August 14 - Twentieth Sunday in Ordinary Time : Fire upon the Earth

August 11th, 2016


First Reading  Jeremiah 38:4-6,8-10
Jeremiah is punished for criticizing the wealthy for their corruption and theirinjustice to the poor.

Responsorial Psalm  Psalm 40:2-4,18
A prayer for God's help

Second Reading  Hebrews 12:1-4
Let us persevere in running the race that lies before us while keeping our eyesfixed on Jesus.

Gospel Reading
Luke 12:49-53

Jesus makes an important statementin today's Gospel.

a. "I have come to bringfire on the earth." This is not the fire of destruction, the fire thatravages rain forests every year. It is the fire of heat and light. It is thefire that cleanses and purifies. It is the fire of God's presence as in theburning bush that Moses saw, as in the pillar of fire that accompanied theIsraelites in the desert, as in the tongues of fire at Pentecost where thebringing of fire was mandated to the disciples, to the Church, to all of us. Asa purifying fire it can also bring pain and purification but it ultimatelyleads to conversion and liberation.

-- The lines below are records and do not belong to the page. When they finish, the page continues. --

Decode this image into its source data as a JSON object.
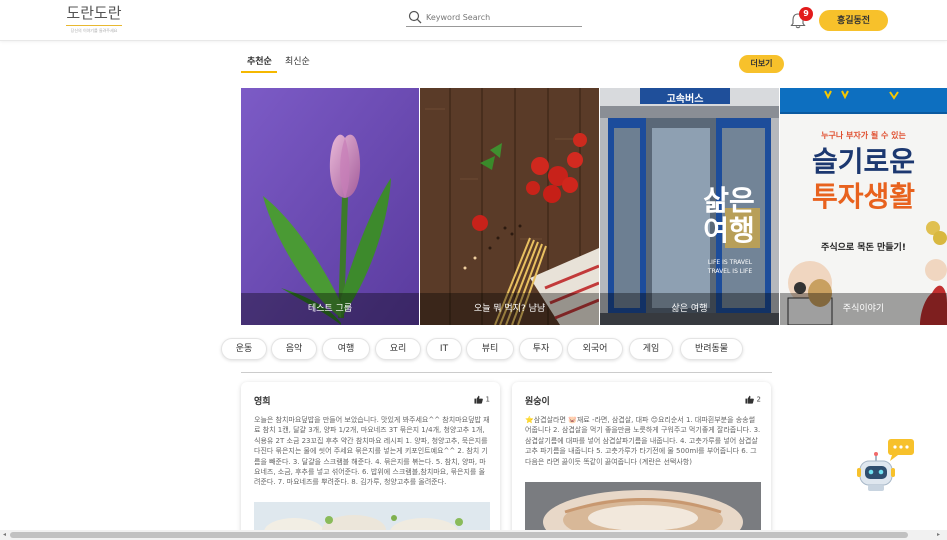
{
  "header": {
    "logo_text": "도란도란",
    "logo_subtitle": "당신의 이야기를 들려주세요",
    "search_placeholder": "Keyword Search",
    "notification_count": "9",
    "user_name": "홍길동전"
  },
  "sort_tabs": [
    {
      "label": "추천순",
      "active": true
    },
    {
      "label": "최신순",
      "active": false
    }
  ],
  "more_label": "더보기",
  "banners": [
    {
      "caption": "테스트 그룹"
    },
    {
      "caption": "오늘 뭐 먹지? 냠냠"
    },
    {
      "caption": "삶은 여행",
      "overlay_title": "삶은\n여행",
      "overlay_sub": "LIFE IS TRAVEL\nTRAVEL IS LIFE",
      "sign": "고속버스"
    },
    {
      "caption": "주식이야기",
      "top_text": "누구나 부자가 될 수 있는",
      "headline1": "슬기로운",
      "headline2": "투자생활",
      "sub": "주식으로 목돈 만들기!"
    }
  ],
  "categories": [
    "운동",
    "음악",
    "여행",
    "요리",
    "IT",
    "뷰티",
    "투자",
    "외국어",
    "게임",
    "반려동물"
  ],
  "posts": [
    {
      "author": "영희",
      "likes": "1",
      "text": "오늘은 참치마요덮밥을 만들어 보았습니다. 맛있게 봐주세요^^ 참치마요덮밥 재료 참치 1캔, 달걀 3개, 양파 1/2개, 마요네즈 3T 묶은지 1/4개, 청양고추 1개, 식용유 2T 소금 23꼬집 후추 약간 참치마요 레시피 1. 양파, 청양고추, 묵은지를 다진다 묶은지는 물에 씻어 주세요 묶은지를 넣는게 키포인트예요^^ 2. 참치 기름을 빼준다. 3. 달걀을 스크램블 해준다. 4. 묶은지를 볶는다. 5. 참치, 양파, 마요네즈, 소금, 후추를 넣고 섞어준다. 6. 밥위에 스크램블,참치마요, 묶은지를 올려준다. 7. 마요네즈를 뿌려준다. 8. 김가루, 청양고추를 올려준다."
    },
    {
      "author": "원숭이",
      "likes": "2",
      "text": "⭐삼겹살라면 🐷재료 -라면, 삼겹살, 대파 😊요리순서 1. 대파흰부분을 송송썰어줍니다 2. 삼겹살을 먹기 좋을만큼 노릇하게 구워주고 먹기좋게 잘라줍니다. 3. 삼겹살기름에 대파를 넣어 삼겹살파기름을 내줍니다. 4. 고춧가루를 넣어 삼겹살 고추 파기름을 내줍니다 5. 고춧가루가 타기전에 물 500ml를 부어줍니다 6. 그다음은 라면 끓이듯 똑같이 끓여줍니다 (계란은 선택사항)"
    }
  ],
  "colors": {
    "accent": "#f7c12b",
    "badge": "#e21b1b"
  }
}
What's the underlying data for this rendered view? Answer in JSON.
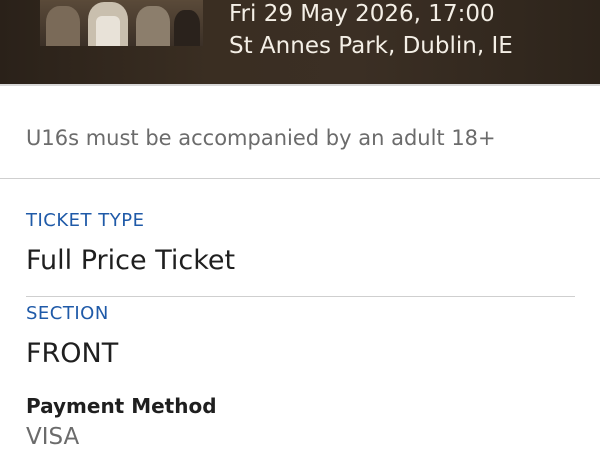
{
  "event": {
    "date_time": "Fri 29 May 2026, 17:00",
    "venue": "St Annes Park, Dublin, IE"
  },
  "notice": {
    "text": "U16s must be accompanied by an adult 18+"
  },
  "ticket": {
    "type_label": "TICKET TYPE",
    "type_value": "Full Price Ticket",
    "section_label": "SECTION",
    "section_value": "FRONT",
    "payment_label": "Payment Method",
    "payment_value": "VISA"
  },
  "colors": {
    "label_accent": "#1f5aa8",
    "header_bg": "#3a2e22",
    "muted_text": "#6b6b6b"
  }
}
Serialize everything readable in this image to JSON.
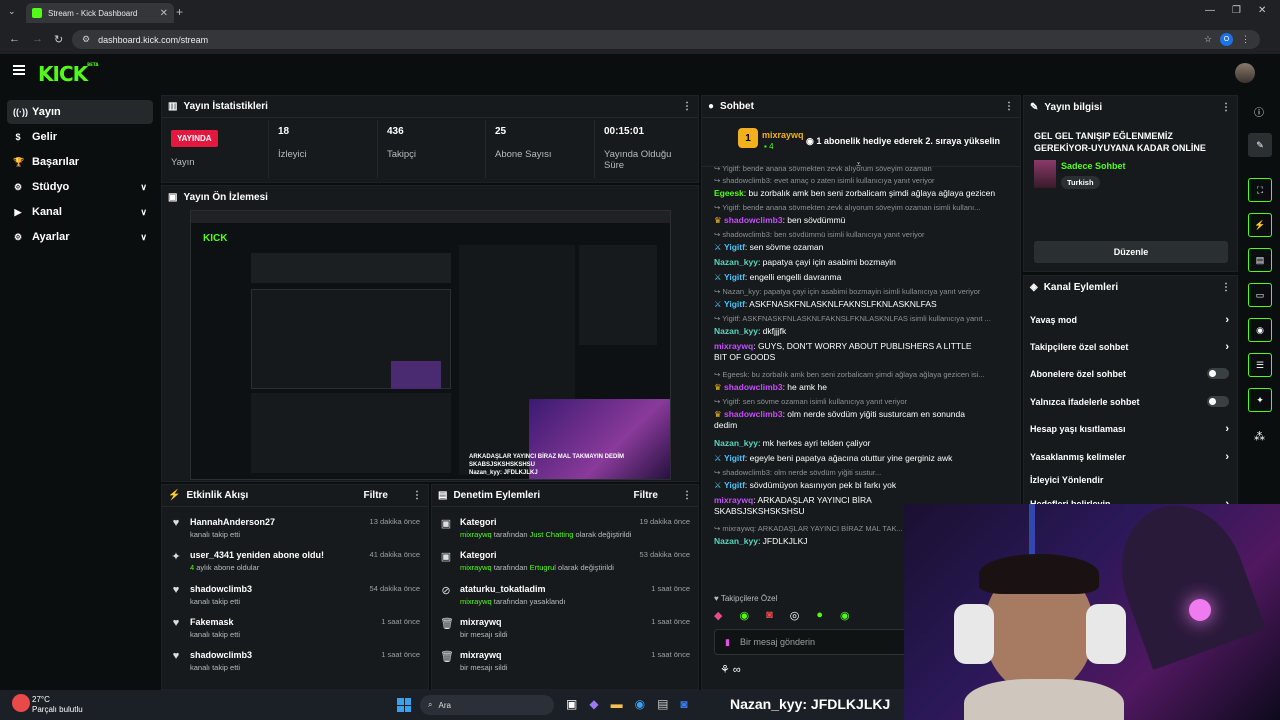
{
  "browser": {
    "tab_title": "Stream - Kick Dashboard",
    "url": "dashboard.kick.com/stream",
    "profile_initial": "O"
  },
  "brand": {
    "logo": "KICK",
    "beta": "BETA"
  },
  "sidebar": {
    "items": [
      {
        "label": "Yayın",
        "icon": "broadcast-icon"
      },
      {
        "label": "Gelir",
        "icon": "dollar-icon"
      },
      {
        "label": "Başarılar",
        "icon": "trophy-icon"
      },
      {
        "label": "Stüdyo",
        "icon": "studio-icon"
      },
      {
        "label": "Kanal",
        "icon": "camera-icon"
      },
      {
        "label": "Ayarlar",
        "icon": "gear-icon"
      }
    ]
  },
  "stats": {
    "title": "Yayın İstatistikleri",
    "live_badge": "YAYINDA",
    "live_label": "Yayın",
    "items": [
      {
        "value": "18",
        "label": "İzleyici"
      },
      {
        "value": "436",
        "label": "Takipçi"
      },
      {
        "value": "25",
        "label": "Abone Sayısı"
      },
      {
        "value": "00:15:01",
        "label": "Yayında Olduğu Süre"
      }
    ]
  },
  "preview": {
    "title": "Yayın Ön İzlemesi",
    "caption": "ARKADAŞLAR YAYINCI BİRAZ MAL TAKMAYIN DEDİM SKABSJSKSHSKSHSU",
    "caption_user": "Nazan_kyy: JFDLKJLKJ"
  },
  "activity": {
    "title": "Etkinlik Akışı",
    "filter": "Filtre",
    "items": [
      {
        "title": "HannahAnderson27",
        "sub": "kanalı takip etti",
        "time": "13 dakika önce",
        "icon": "heart-icon"
      },
      {
        "title": "user_4341 yeniden abone oldu!",
        "sub_num": "4",
        "sub": "aylık abone oldular",
        "time": "41 dakika önce",
        "icon": "sparkle-icon"
      },
      {
        "title": "shadowclimb3",
        "sub": "kanalı takip etti",
        "time": "54 dakika önce",
        "icon": "heart-icon"
      },
      {
        "title": "Fakemask",
        "sub": "kanalı takip etti",
        "time": "1 saat önce",
        "icon": "heart-icon"
      },
      {
        "title": "shadowclimb3",
        "sub": "kanalı takip etti",
        "time": "1 saat önce",
        "icon": "heart-icon"
      }
    ]
  },
  "moderation": {
    "title": "Denetim Eylemleri",
    "filter": "Filtre",
    "items": [
      {
        "title": "Kategori",
        "user": "mixraywq",
        "mid": "tarafından",
        "highlight": "Just Chatting",
        "tail": "olarak değiştirildi",
        "time": "19 dakika önce",
        "icon": "category-icon"
      },
      {
        "title": "Kategori",
        "user": "mixraywq",
        "mid": "tarafından",
        "highlight": "Ertugrul",
        "tail": "olarak değiştirildi",
        "time": "53 dakika önce",
        "icon": "category-icon"
      },
      {
        "title": "ataturku_tokatladim",
        "user": "mixraywq",
        "mid": "tarafından yasaklandı",
        "highlight": "",
        "tail": "",
        "time": "1 saat önce",
        "icon": "ban-icon"
      },
      {
        "title": "mixraywq",
        "user": "",
        "mid": "bir mesajı sildi",
        "highlight": "",
        "tail": "",
        "time": "1 saat önce",
        "icon": "trash-icon"
      },
      {
        "title": "mixraywq",
        "user": "",
        "mid": "bir mesajı sildi",
        "highlight": "",
        "tail": "",
        "time": "1 saat önce",
        "icon": "trash-icon"
      }
    ]
  },
  "chat": {
    "title": "Sohbet",
    "pinned_user": "mixraywq",
    "pinned_count": "4",
    "pinned_rank": "1",
    "pinned_msg": "1 abonelik hediye ederek 2. sıraya yükselin",
    "lines": [
      {
        "type": "reply",
        "text": "Yigitf: bende anana sövmekten zevk alıyorum söveyim ozaman"
      },
      {
        "type": "reply",
        "text": "shadowclimb3: evet amaç o zaten isimli kullanıcıya yanıt veriyor"
      },
      {
        "type": "msg",
        "user": "Egeesk",
        "color": "green",
        "text": ": bu zorbalık amk ben seni zorbalicam şimdi ağlaya ağlaya gezicen"
      },
      {
        "type": "reply",
        "text": "Yigitf: bende anana sövmekten zevk alıyorum söveyim ozaman isimli kullanı..."
      },
      {
        "type": "msg",
        "user": "shadowclimb3",
        "color": "purple",
        "text": ": ben sövdümmü",
        "badge": "crown"
      },
      {
        "type": "reply",
        "text": "shadowclimb3: ben sövdümmü isimli kullanıcıya yanıt veriyor"
      },
      {
        "type": "msg",
        "user": "Yigitf",
        "color": "blue",
        "text": ": sen sövme ozaman",
        "badge": "mod"
      },
      {
        "type": "msg",
        "user": "Nazan_kyy",
        "color": "teal",
        "text": ": papatya çayi için asabimi bozmayin"
      },
      {
        "type": "msg",
        "user": "Yigitf",
        "color": "blue",
        "text": ": engelli engelli davranma",
        "badge": "mod"
      },
      {
        "type": "reply",
        "text": "Nazan_kyy: papatya çayi için asabimi bozmayin isimli kullanıcıya yanıt veriyor"
      },
      {
        "type": "msg",
        "user": "Yigitf",
        "color": "blue",
        "text": ": ASKFNASKFNLASKNLFAKNSLFKNLASKNLFAS",
        "badge": "mod"
      },
      {
        "type": "reply",
        "text": "Yigitf: ASKFNASKFNLASKNLFAKNSLFKNLASKNLFAS isimli kullanıcıya yanıt ..."
      },
      {
        "type": "msg",
        "user": "Nazan_kyy",
        "color": "teal",
        "text": ": dkfjjjfk"
      },
      {
        "type": "msg2",
        "user": "mixraywq",
        "color": "purple",
        "text": ": GUYS, DON'T WORRY ABOUT PUBLISHERS A LITTLE",
        "cont": "BIT OF GOODS"
      },
      {
        "type": "reply",
        "text": "Egeesk: bu zorbalık amk ben seni zorbalicam şimdi ağlaya ağlaya gezicen isi..."
      },
      {
        "type": "msg",
        "user": "shadowclimb3",
        "color": "purple",
        "text": ": he amk he",
        "badge": "crown"
      },
      {
        "type": "reply",
        "text": "Yigitf: sen sövme ozaman isimli kullanıcıya yanıt veriyor"
      },
      {
        "type": "msg2",
        "user": "shadowclimb3",
        "color": "purple",
        "text": ": olm nerde sövdüm yiğiti susturcam en sonunda",
        "cont": "dedim",
        "badge": "crown"
      },
      {
        "type": "msg",
        "user": "Nazan_kyy",
        "color": "teal",
        "text": ": mk herkes ayri telden çaliyor"
      },
      {
        "type": "msg",
        "user": "Yigitf",
        "color": "blue",
        "text": ": egeyle beni papatya ağacına otuttur yine gerginiz awk",
        "badge": "mod"
      },
      {
        "type": "reply",
        "text": "shadowclimb3: olm nerde sövdüm yiğiti sustur..."
      },
      {
        "type": "msg",
        "user": "Yigitf",
        "color": "blue",
        "text": ": sövdümüyon kasınıyon pek bi farkı yok",
        "badge": "mod"
      },
      {
        "type": "msg2",
        "user": "mixraywq",
        "color": "purple",
        "text": ": ARKADAŞLAR YAYINCI BİRA",
        "cont": "SKABSJSKSHSKSHSU"
      },
      {
        "type": "reply",
        "text": "mixraywq: ARKADAŞLAR YAYINCI BİRAZ MAL TAK..."
      },
      {
        "type": "msg",
        "user": "Nazan_kyy",
        "color": "teal",
        "text": ": JFDLKJLKJ"
      }
    ],
    "mode_label": "Takipçilere Özel",
    "input_placeholder": "Bir mesaj gönderin"
  },
  "stream_info": {
    "title": "Yayın bilgisi",
    "stream_title": "GEL GEL TANIŞIP EĞLENMEMİZ GEREKİYOR-UYUYANA KADAR ONLİNE",
    "category": "Sadece Sohbet",
    "tag": "Turkish",
    "edit": "Düzenle"
  },
  "channel_actions": {
    "title": "Kanal Eylemleri",
    "items": [
      {
        "label": "Yavaş mod",
        "control": "arrow"
      },
      {
        "label": "Takipçilere özel sohbet",
        "control": "arrow"
      },
      {
        "label": "Abonelere özel sohbet",
        "control": "toggle"
      },
      {
        "label": "Yalnızca ifadelerle sohbet",
        "control": "toggle"
      },
      {
        "label": "Hesap yaşı kısıtlaması",
        "control": "arrow"
      },
      {
        "label": "Yasaklanmış kelimeler",
        "control": "arrow"
      },
      {
        "label": "İzleyici Yönlendir",
        "control": "none"
      },
      {
        "label": "Hedefleri belirleyin",
        "control": "arrow"
      }
    ]
  },
  "taskbar": {
    "weather_temp": "27°C",
    "weather_desc": "Parçalı bulutlu",
    "search": "Ara",
    "overlay_text": "Nazan_kyy: JFDLKJLKJ"
  }
}
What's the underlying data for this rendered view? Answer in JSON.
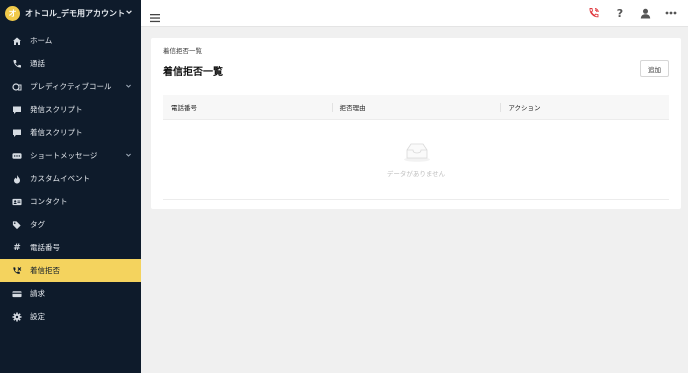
{
  "account": {
    "name": "オトコル_デモ用アカウント",
    "logo_text": "オ"
  },
  "sidebar": {
    "items": [
      {
        "label": "ホーム",
        "icon": "home-icon",
        "has_sub": false,
        "active": false
      },
      {
        "label": "通話",
        "icon": "phone-icon",
        "has_sub": false,
        "active": false
      },
      {
        "label": "プレディクティブコール",
        "icon": "predictive-call-icon",
        "has_sub": true,
        "active": false
      },
      {
        "label": "発信スクリプト",
        "icon": "comment-icon",
        "has_sub": false,
        "active": false
      },
      {
        "label": "着信スクリプト",
        "icon": "comment-icon",
        "has_sub": false,
        "active": false
      },
      {
        "label": "ショートメッセージ",
        "icon": "sms-icon",
        "has_sub": true,
        "active": false
      },
      {
        "label": "カスタムイベント",
        "icon": "fire-icon",
        "has_sub": false,
        "active": false
      },
      {
        "label": "コンタクト",
        "icon": "contact-card-icon",
        "has_sub": false,
        "active": false
      },
      {
        "label": "タグ",
        "icon": "tags-icon",
        "has_sub": false,
        "active": false
      },
      {
        "label": "電話番号",
        "icon": "hash-icon",
        "has_sub": false,
        "active": false
      },
      {
        "label": "着信拒否",
        "icon": "phone-blocked-icon",
        "has_sub": false,
        "active": true
      },
      {
        "label": "請求",
        "icon": "credit-card-icon",
        "has_sub": false,
        "active": false
      },
      {
        "label": "設定",
        "icon": "gear-icon",
        "has_sub": false,
        "active": false
      }
    ]
  },
  "topbar": {
    "icons": [
      "menu-icon",
      "phone-call-icon",
      "help-icon",
      "user-icon",
      "more-icon"
    ],
    "phone_color": "#e0383e"
  },
  "page": {
    "breadcrumb": "着信拒否一覧",
    "title": "着信拒否一覧",
    "add_label": "追加",
    "columns": [
      "電話番号",
      "拒否理由",
      "アクション"
    ],
    "empty_text": "データがありません"
  },
  "colors": {
    "sidebar_bg": "#0e1b2b",
    "active_bg": "#f4d35e",
    "accent_logo": "#f0c94a"
  }
}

c. "I have come not tobring peace but division." It is especially painful to hear the Gospelspeak of families being broken up because of Jesus. But this is less a prophecyor an expression of God's will than a description of the Church's very realexperience from the time the Gospels were being written down to our own day. In many countries, both Christianindividuals and Christian communities are seen as a threat to governments,various power groups and other religious groups. We saw this in practicallyevery Communist regime during this century: the Soviet Union, the East Europeansatellites, China and Vietnam. And these governments had reason to fear eventhough Stalin mockingly asked once how many divisions the Pope had. Yet it wasthe faith of Christians, who, without firing a shot (Stalin was right), wassignificantly instrumental in the collapse of Communism in Central and EasternEurope. Yet, in the long history of the Church, how many families have sufferedbecause members became Christians? Most of us – especially those who have livedin non-Christian or anti-Christian societies – probably have met someone whowas rejected by their family for becoming an active Christian. And, notinfrequently, persecution comes even from other Christians, from within theChurch itself. And how many people realize that there have been more martyrsfor the faith in the supposedly advanced and civilized 20th century than in allthe preceding centuries!

Podbean App

Play this podcast on Podbean App